Asked to describe their overarching aesthetic, the couple demurs. “Style in interior design is something I have problems with,” says Muñoz. “I think the houses that are beautiful do not have a style.” That said, the interiors they create have a number of common denominators: a generally neutral palette, lots of textural raw finishes and a pleasing mix of antiques, 20th-century design and contemporary furnishings. “You can feel restraint, but indulgence too,” Garcia says of their work. “There is something plush, warm and traditional, but also edgy and raw, in everything they do.”
The couple’s own apartment on the top floor of the country house of Muñoz’s family, in the medieval village of Pedraza, north of Madrid, is a perfect example. They installed an 18th-century wood floor salvaged from a convent in Segovia, gave the walls and ceiling a limewash finish and furnished it with a varied mix of pieces, including a Spanish 17th-century walnut desk, a 1970s Paco Muñoz sofa and a Vico Magistretti Atollo lamp. The overall look is strangely reminiscent of both an alpine chalet and an Axel Vervoordt interior.
Neither Muñoz nor Machado has a predefined role in their collaborations, although she tends to oversee the more technical aspects. “I enjoy taking care of the problems and solving them on site,” Muñoz says. Among their commissions to date are an apartment on New York’s Madison Avenue and some projects in Switzerland, including a chalet in Gstaad and the new restaurant at the Beyeler Foundation, in Basel, which opened last November. The calmly sophisticated dining room features leather benches, Douglas fir tables, copper-alloy sconces developed in collaboration with Anastassiades and jute-covered walls. Currently on the drawing board are the renovation of a 16th-century house in Pedraza; several projects on Mallorca, not least a 48,000-square-foot villa; a new-build house designed by celebrated Spanish architect Emilio Tuñón to the north of Madrid; and two flats in the center of the city.

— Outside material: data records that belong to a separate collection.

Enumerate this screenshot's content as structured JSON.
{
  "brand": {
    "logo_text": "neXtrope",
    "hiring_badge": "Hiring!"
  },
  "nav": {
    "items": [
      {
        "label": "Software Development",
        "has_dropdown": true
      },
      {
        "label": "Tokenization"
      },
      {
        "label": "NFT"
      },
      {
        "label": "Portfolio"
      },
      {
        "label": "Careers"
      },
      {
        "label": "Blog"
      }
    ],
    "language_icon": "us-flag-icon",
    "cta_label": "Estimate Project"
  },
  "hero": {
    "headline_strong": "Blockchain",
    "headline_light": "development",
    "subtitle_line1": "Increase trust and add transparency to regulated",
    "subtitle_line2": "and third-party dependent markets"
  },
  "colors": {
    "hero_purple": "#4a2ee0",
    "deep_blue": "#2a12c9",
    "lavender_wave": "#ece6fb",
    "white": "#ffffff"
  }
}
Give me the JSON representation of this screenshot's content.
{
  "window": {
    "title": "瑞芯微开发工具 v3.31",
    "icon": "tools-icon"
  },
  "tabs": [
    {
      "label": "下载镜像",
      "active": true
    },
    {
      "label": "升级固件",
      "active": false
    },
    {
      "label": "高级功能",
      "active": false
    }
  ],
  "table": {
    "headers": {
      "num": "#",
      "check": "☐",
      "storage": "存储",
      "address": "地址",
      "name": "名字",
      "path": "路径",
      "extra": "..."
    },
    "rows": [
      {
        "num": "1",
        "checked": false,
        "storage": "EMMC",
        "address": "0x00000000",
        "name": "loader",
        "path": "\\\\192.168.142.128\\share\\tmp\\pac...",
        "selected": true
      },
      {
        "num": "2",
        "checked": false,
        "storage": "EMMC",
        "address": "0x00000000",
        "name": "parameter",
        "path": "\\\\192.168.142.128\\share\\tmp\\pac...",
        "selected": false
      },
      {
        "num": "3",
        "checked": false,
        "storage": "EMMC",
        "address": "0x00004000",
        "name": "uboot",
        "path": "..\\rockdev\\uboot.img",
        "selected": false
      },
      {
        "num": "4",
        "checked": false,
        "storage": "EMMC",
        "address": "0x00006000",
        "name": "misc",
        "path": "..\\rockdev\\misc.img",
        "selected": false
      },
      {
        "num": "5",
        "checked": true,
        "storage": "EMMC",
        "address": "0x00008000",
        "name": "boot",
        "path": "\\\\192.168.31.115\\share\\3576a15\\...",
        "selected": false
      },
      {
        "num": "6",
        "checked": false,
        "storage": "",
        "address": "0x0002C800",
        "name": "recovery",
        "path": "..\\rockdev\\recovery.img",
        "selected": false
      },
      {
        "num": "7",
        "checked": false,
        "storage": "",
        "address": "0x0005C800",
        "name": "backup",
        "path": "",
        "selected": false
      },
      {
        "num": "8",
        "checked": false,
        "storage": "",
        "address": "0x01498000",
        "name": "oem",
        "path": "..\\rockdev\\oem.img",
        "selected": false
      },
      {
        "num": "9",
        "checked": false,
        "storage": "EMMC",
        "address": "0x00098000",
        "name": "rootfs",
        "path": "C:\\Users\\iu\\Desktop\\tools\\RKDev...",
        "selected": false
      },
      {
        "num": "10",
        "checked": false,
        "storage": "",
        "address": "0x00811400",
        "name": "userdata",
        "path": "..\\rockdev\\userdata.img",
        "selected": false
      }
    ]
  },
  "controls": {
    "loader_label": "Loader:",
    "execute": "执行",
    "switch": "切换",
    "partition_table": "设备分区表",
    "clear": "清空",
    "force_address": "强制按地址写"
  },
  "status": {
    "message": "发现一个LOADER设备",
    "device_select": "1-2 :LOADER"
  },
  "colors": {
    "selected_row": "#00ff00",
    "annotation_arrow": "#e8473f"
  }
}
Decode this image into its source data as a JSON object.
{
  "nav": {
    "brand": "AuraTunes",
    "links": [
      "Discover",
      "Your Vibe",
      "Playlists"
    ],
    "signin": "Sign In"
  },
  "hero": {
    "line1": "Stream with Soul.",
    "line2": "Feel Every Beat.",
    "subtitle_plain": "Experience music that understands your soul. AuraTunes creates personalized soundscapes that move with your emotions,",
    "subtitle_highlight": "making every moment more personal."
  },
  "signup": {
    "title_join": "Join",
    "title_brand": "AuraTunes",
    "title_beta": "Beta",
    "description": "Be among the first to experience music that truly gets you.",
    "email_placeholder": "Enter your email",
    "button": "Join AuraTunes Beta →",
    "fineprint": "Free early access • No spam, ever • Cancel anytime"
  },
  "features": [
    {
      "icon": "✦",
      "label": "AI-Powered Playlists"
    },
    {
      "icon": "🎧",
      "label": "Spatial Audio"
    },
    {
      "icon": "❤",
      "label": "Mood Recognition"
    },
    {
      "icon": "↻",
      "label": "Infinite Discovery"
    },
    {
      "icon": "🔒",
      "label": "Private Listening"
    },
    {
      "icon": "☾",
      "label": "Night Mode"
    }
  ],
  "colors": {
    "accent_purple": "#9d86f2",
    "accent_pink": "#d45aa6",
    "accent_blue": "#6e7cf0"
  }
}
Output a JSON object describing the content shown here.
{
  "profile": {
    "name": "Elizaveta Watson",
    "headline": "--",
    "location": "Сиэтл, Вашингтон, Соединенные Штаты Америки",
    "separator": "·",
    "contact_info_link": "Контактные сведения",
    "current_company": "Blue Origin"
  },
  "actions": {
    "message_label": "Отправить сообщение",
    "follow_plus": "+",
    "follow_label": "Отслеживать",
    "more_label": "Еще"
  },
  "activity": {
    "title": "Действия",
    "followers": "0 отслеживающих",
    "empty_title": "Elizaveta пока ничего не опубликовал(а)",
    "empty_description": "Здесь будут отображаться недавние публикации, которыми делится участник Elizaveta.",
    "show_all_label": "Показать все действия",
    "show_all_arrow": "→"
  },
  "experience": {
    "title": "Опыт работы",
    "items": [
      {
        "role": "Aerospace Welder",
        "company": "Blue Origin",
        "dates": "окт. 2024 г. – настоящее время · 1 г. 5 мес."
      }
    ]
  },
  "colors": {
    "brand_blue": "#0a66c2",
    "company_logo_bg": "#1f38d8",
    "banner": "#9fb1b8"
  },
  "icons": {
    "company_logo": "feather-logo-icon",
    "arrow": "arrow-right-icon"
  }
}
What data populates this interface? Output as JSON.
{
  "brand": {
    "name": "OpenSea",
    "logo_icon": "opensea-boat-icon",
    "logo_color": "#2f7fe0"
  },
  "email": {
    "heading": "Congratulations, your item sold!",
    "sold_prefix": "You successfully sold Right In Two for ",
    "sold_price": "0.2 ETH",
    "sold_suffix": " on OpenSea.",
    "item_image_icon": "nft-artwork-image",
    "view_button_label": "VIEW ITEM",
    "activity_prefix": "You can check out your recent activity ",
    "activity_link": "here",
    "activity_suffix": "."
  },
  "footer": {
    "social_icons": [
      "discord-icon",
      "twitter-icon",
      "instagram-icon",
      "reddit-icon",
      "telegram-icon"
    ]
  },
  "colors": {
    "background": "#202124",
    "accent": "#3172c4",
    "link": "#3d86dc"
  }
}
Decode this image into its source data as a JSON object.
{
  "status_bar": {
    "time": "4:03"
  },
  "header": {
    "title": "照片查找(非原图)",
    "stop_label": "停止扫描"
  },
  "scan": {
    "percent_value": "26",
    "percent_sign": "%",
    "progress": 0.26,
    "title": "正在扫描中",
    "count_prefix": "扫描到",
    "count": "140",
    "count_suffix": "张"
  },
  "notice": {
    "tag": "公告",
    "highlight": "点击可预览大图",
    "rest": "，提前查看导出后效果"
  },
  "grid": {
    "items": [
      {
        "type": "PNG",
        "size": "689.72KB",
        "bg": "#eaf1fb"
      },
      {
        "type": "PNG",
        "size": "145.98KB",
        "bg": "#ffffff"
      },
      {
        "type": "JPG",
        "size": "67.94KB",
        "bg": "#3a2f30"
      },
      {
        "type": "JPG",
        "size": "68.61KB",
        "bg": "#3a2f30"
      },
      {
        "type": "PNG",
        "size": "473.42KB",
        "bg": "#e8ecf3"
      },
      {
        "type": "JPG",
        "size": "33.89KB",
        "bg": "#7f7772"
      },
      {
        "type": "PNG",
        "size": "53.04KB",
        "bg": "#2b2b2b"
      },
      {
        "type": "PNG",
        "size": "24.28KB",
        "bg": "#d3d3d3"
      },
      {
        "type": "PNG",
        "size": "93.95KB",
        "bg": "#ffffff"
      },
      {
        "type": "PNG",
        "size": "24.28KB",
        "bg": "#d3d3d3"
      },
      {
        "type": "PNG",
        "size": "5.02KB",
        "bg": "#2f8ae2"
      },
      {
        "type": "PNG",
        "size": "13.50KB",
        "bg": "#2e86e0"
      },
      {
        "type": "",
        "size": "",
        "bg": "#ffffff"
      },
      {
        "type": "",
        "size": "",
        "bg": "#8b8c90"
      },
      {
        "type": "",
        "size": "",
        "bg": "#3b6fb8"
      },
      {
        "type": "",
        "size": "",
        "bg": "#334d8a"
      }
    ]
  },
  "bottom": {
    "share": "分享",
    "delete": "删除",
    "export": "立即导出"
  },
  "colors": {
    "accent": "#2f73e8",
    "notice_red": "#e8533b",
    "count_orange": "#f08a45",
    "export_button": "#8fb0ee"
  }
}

With so much going on, the Muñoz family’s design star seems guaranteed to continue shining brightly as the couple’s work adds to an already proud heritage. “Mafalda has lived in beautiful surroundings her entire life,” says Eugenia Silva. “So, she knows very well what a good house needs.” Adds Garcia, “They are not afraid of letting their taste and heritage show. Paco Muñoz was one of the pioneers in modern decoration in Spain. That sticks and only adds to all the other qualities Mafalda and Gonzalo have.”